Recent studies “suggest that about one-quarter of colorectal cancer cases could be avoided by following a healthy lifestyle,” said Lawrence R. Schiller, president of the American College of Gastroenterology (ACG), in a news statement on the new education program.
While working to improve their diet — by eating less fatty food and more whole grains and fruits and vegetables — Americans who are overweight should take the next step of speaking with their doctor about colon cancer screenings.
“Consumers need to understand the link between a higher Body Mass Index and colorectal cancer, take this risk factor seriously, and talk to their doctor about colorectal cancer tests,” he said in a statement last week.
“Obesity is the precursor to an array of serious diseases, among them colorectal cancer,” said Stephanie Silverman, co-founder of the Campaign to End Obesity. “With two thirds of adults struggling with being overweight or obese, it is essential people understand their long-term health. Fortunately, we have available many useful and practical tools to help people. Screening is one of the most powerful weapons at-hand for preventing colorectal cancer and obesity.”
The education effort aims to help patients understand that medical studies are finding a link between colorectal cancer mortality and metabolic syndrome, a collection of diseases that tend to appear together and increase the risk of having other related illnesses.
Researchers are currently looking at the emerging link between obesity-induced insulin resistance and “hyperinsulinemia” and the development of colorectal cancer.
This all suggests that losing weight, to reduce one’s insulin dependence, could therefore also greatly reduce a person’s risk of colorectal cancer and polyps.
These are the ACG’s screening guidelines:
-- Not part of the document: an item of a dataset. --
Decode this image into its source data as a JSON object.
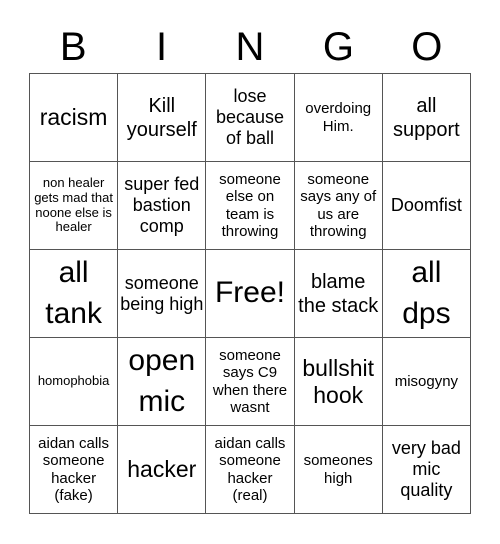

The ACG recommends that men and women at average risk for colorectal cancer begin screening at age 50. African-Americans should begin colorectal cancer screening at 45. The 2009 ACG evidence-based colorectal cancer screening guidelines distinguish between cancer prevention tests and cancer detection tests. Cancer prevention tests are preferred over detection tests. Colonoscopy every 10 years is the preferred colorectal cancer prevention test.